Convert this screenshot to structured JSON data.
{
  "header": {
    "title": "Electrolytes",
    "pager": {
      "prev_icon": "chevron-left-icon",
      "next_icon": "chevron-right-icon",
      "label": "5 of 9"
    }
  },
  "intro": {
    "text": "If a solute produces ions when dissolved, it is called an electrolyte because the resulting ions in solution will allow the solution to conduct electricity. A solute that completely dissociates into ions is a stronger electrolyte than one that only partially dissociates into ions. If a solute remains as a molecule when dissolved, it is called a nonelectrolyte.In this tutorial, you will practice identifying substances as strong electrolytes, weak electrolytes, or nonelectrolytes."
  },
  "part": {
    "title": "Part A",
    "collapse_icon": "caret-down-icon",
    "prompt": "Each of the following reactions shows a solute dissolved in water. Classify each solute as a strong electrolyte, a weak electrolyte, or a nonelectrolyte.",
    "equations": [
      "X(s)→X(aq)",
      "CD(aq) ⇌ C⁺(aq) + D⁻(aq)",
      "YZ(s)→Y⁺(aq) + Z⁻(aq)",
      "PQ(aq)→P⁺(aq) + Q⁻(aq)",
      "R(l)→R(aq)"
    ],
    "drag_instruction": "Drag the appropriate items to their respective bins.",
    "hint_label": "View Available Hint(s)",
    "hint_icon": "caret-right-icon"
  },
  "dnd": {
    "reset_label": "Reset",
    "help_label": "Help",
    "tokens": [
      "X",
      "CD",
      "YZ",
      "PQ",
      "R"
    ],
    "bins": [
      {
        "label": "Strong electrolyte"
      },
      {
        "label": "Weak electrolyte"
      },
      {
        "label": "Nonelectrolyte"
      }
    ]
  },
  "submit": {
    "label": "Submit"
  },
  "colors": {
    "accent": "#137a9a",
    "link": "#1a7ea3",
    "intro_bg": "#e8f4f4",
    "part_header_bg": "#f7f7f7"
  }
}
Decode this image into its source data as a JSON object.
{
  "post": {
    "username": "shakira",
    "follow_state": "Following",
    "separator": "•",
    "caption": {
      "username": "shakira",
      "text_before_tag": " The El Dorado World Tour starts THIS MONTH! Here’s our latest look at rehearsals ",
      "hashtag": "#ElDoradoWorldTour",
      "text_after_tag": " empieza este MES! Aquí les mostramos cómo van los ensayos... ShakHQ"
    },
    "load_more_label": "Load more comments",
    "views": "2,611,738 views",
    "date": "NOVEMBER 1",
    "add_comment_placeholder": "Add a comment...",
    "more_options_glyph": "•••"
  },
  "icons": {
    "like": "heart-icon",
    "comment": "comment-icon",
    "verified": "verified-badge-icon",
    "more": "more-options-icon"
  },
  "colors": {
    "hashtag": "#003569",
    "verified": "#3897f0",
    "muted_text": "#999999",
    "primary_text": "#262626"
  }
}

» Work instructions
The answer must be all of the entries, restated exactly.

» The completed task
Convert this screenshot to structured JSON data.
{
  "header": {
    "title": "Electrolytes",
    "pager": {
      "prev_icon": "chevron-left-icon",
      "next_icon": "chevron-right-icon",
      "label": "5 of 9"
    }
  },
  "intro": {
    "text": "If a solute produces ions when dissolved, it is called an electrolyte because the resulting ions in solution will allow the solution to conduct electricity. A solute that completely dissociates into ions is a stronger electrolyte than one that only partially dissociates into ions. If a solute remains as a molecule when dissolved, it is called a nonelectrolyte.In this tutorial, you will practice identifying substances as strong electrolytes, weak electrolytes, or nonelectrolytes."
  },
  "part": {
    "title": "Part A",
    "collapse_icon": "caret-down-icon",
    "prompt": "Each of the following reactions shows a solute dissolved in water. Classify each solute as a strong electrolyte, a weak electrolyte, or a nonelectrolyte.",
    "equations": [
      "X(s)→X(aq)",
      "CD(aq) ⇌ C⁺(aq) + D⁻(aq)",
      "YZ(s)→Y⁺(aq) + Z⁻(aq)",
      "PQ(aq)→P⁺(aq) + Q⁻(aq)",
      "R(l)→R(aq)"
    ],
    "drag_instruction": "Drag the appropriate items to their respective bins.",
    "hint_label": "View Available Hint(s)",
    "hint_icon": "caret-right-icon"
  },
  "dnd": {
    "reset_label": "Reset",
    "help_label": "Help",
    "tokens": [
      "X",
      "CD",
      "YZ",
      "PQ",
      "R"
    ],
    "bins": [
      {
        "label": "Strong electrolyte"
      },
      {
        "label": "Weak electrolyte"
      },
      {
        "label": "Nonelectrolyte"
      }
    ]
  },
  "submit": {
    "label": "Submit"
  },
  "colors": {
    "accent": "#137a9a",
    "link": "#1a7ea3",
    "intro_bg": "#e8f4f4",
    "part_header_bg": "#f7f7f7"
  }
}
Decode this image into its source data as a JSON object.
{
  "post": {
    "username": "shakira",
    "follow_state": "Following",
    "separator": "•",
    "caption": {
      "username": "shakira",
      "text_before_tag": " The El Dorado World Tour starts THIS MONTH! Here’s our latest look at rehearsals ",
      "hashtag": "#ElDoradoWorldTour",
      "text_after_tag": " empieza este MES! Aquí les mostramos cómo van los ensayos... ShakHQ"
    },
    "load_more_label": "Load more comments",
    "views": "2,611,738 views",
    "date": "NOVEMBER 1",
    "add_comment_placeholder": "Add a comment...",
    "more_options_glyph": "•••"
  },
  "icons": {
    "like": "heart-icon",
    "comment": "comment-icon",
    "verified": "verified-badge-icon",
    "more": "more-options-icon"
  },
  "colors": {
    "hashtag": "#003569",
    "verified": "#3897f0",
    "muted_text": "#999999",
    "primary_text": "#262626"
  }
}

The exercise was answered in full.